## TASK TO CARRY OUT
Only lines containing the string "content" belong in the answer; copy all of them from the entries.
SOURCE DATA Block Start
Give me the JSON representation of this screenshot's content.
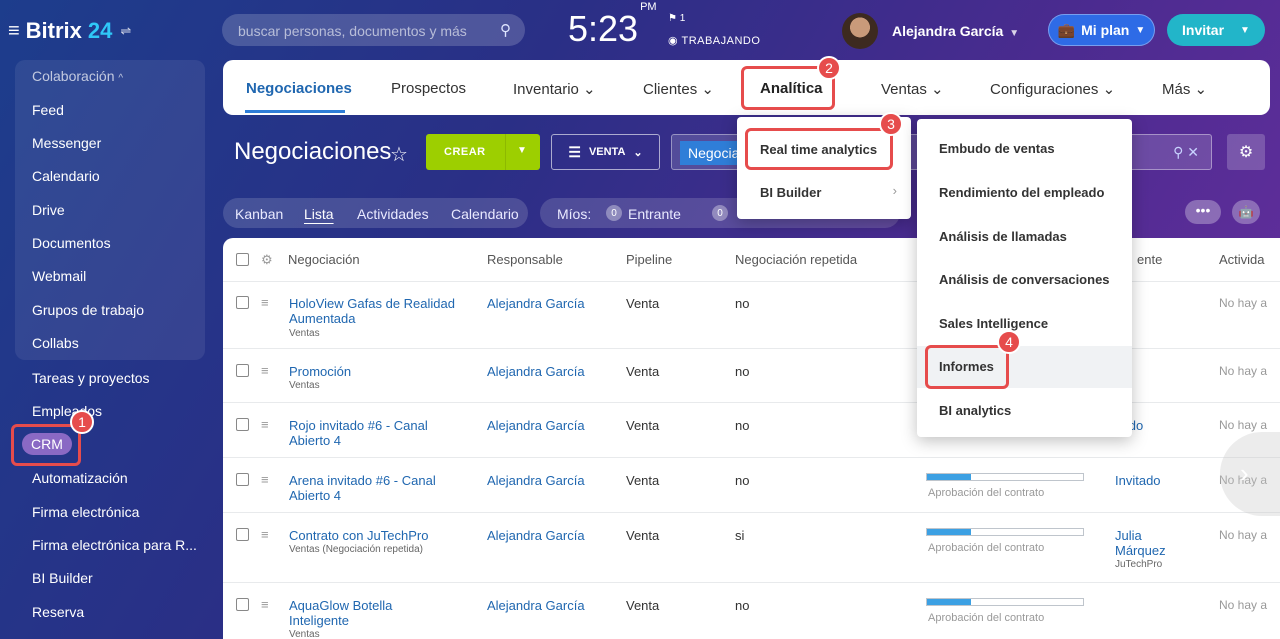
{
  "header": {
    "brand": "Bitrix",
    "brand_num": "24",
    "search_placeholder": "buscar personas, documentos y más",
    "time": "5:23",
    "ampm": "PM",
    "flag_count": "1",
    "status": "TRABAJANDO",
    "user_name": "Alejandra García",
    "plan_label": "Mi plan",
    "invite_label": "Invitar"
  },
  "sidebar": {
    "group_title": "Colaboración",
    "items": [
      "Feed",
      "Messenger",
      "Calendario",
      "Drive",
      "Documentos",
      "Webmail",
      "Grupos de trabajo",
      "Collabs"
    ],
    "items2": [
      "Tareas y proyectos",
      "Empleados",
      "CRM",
      "Automatización",
      "Firma electrónica",
      "Firma electrónica para R...",
      "BI Builder",
      "Reserva"
    ]
  },
  "tabs": [
    "Negociaciones",
    "Prospectos",
    "Inventario",
    "Clientes",
    "Analítica",
    "Ventas",
    "Configuraciones",
    "Más"
  ],
  "toolbar": {
    "title": "Negociaciones",
    "create_label": "CREAR",
    "filter_label": "VENTA",
    "search_chip": "Negociaciones"
  },
  "views": [
    "Kanban",
    "Lista",
    "Actividades",
    "Calendario"
  ],
  "mine": {
    "label": "Míos:",
    "count_incoming": "0",
    "incoming_label": "Entrante",
    "count2": "0"
  },
  "table": {
    "columns": [
      "Negociación",
      "Responsable",
      "Pipeline",
      "Negociación repetida",
      "ente",
      "Activida"
    ],
    "rows": [
      {
        "name1": "HoloView Gafas de Realidad",
        "name2": "Aumentada",
        "sub": "Ventas",
        "resp": "Alejandra García",
        "pipe": "Venta",
        "rep": "no",
        "contact": "",
        "contact2": "",
        "act": "No hay a"
      },
      {
        "name1": "Promoción",
        "name2": "",
        "sub": "Ventas",
        "resp": "Alejandra García",
        "pipe": "Venta",
        "rep": "no",
        "contact": "",
        "contact2": "",
        "act": "No hay a"
      },
      {
        "name1": "Rojo invitado #6 - Canal",
        "name2": "Abierto 4",
        "sub": "",
        "resp": "Alejandra García",
        "pipe": "Venta",
        "rep": "no",
        "contact": "itado",
        "contact2": "",
        "act": "No hay a"
      },
      {
        "name1": "Arena invitado #6 - Canal",
        "name2": "Abierto 4",
        "sub": "",
        "resp": "Alejandra García",
        "pipe": "Venta",
        "rep": "no",
        "contact": "Invitado",
        "contact2": "",
        "act": "No hay a"
      },
      {
        "name1": "Contrato con JuTechPro",
        "name2": "",
        "sub": "Ventas (Negociación repetida)",
        "resp": "Alejandra García",
        "pipe": "Venta",
        "rep": "si",
        "contact": "Julia",
        "contact2": "Márquez",
        "act": "No hay a"
      },
      {
        "name1": "AquaGlow Botella",
        "name2": "Inteligente",
        "sub": "Ventas",
        "resp": "Alejandra García",
        "pipe": "Venta",
        "rep": "no",
        "contact": "",
        "contact2": "",
        "act": "No hay a"
      }
    ],
    "stage_label": "Aprobación del contrato",
    "contact_company": "JuTechPro",
    "progress_fraction": 0.28
  },
  "analytics_menu": {
    "items": [
      "Real time analytics",
      "BI Builder"
    ]
  },
  "analytics_submenu": {
    "items": [
      "Embudo de ventas",
      "Rendimiento del empleado",
      "Análisis de llamadas",
      "Análisis de conversaciones",
      "Sales Intelligence",
      "Informes",
      "BI analytics"
    ]
  },
  "badges": [
    "1",
    "2",
    "3",
    "4"
  ]
}
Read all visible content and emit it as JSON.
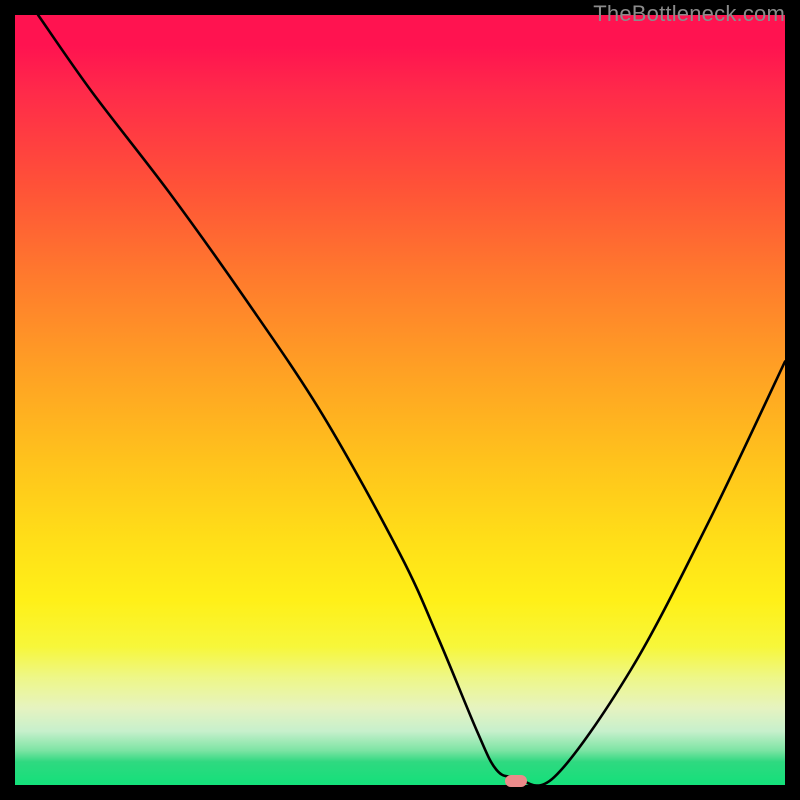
{
  "watermark": "TheBottleneck.com",
  "chart_data": {
    "type": "line",
    "title": "",
    "xlabel": "",
    "ylabel": "",
    "xlim": [
      0,
      100
    ],
    "ylim": [
      0,
      100
    ],
    "grid": false,
    "series": [
      {
        "name": "curve",
        "x": [
          3,
          10,
          20,
          30,
          40,
          50,
          55,
          60,
          62.5,
          65,
          70,
          80,
          90,
          100
        ],
        "values": [
          100,
          90,
          77,
          63,
          48,
          30,
          19,
          7,
          2,
          1,
          1,
          15,
          34,
          55
        ]
      }
    ],
    "marker": {
      "x": 65,
      "y": 0.5,
      "color": "#eb8a8a"
    },
    "gradient": {
      "top": "#ff1350",
      "mid": "#ffde18",
      "bottom": "#13e07a"
    }
  }
}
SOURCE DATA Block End
## EXERCISE SOLUTION
Give me the JSON representation of this screenshot's content.
Read all visible content and emit it as JSON.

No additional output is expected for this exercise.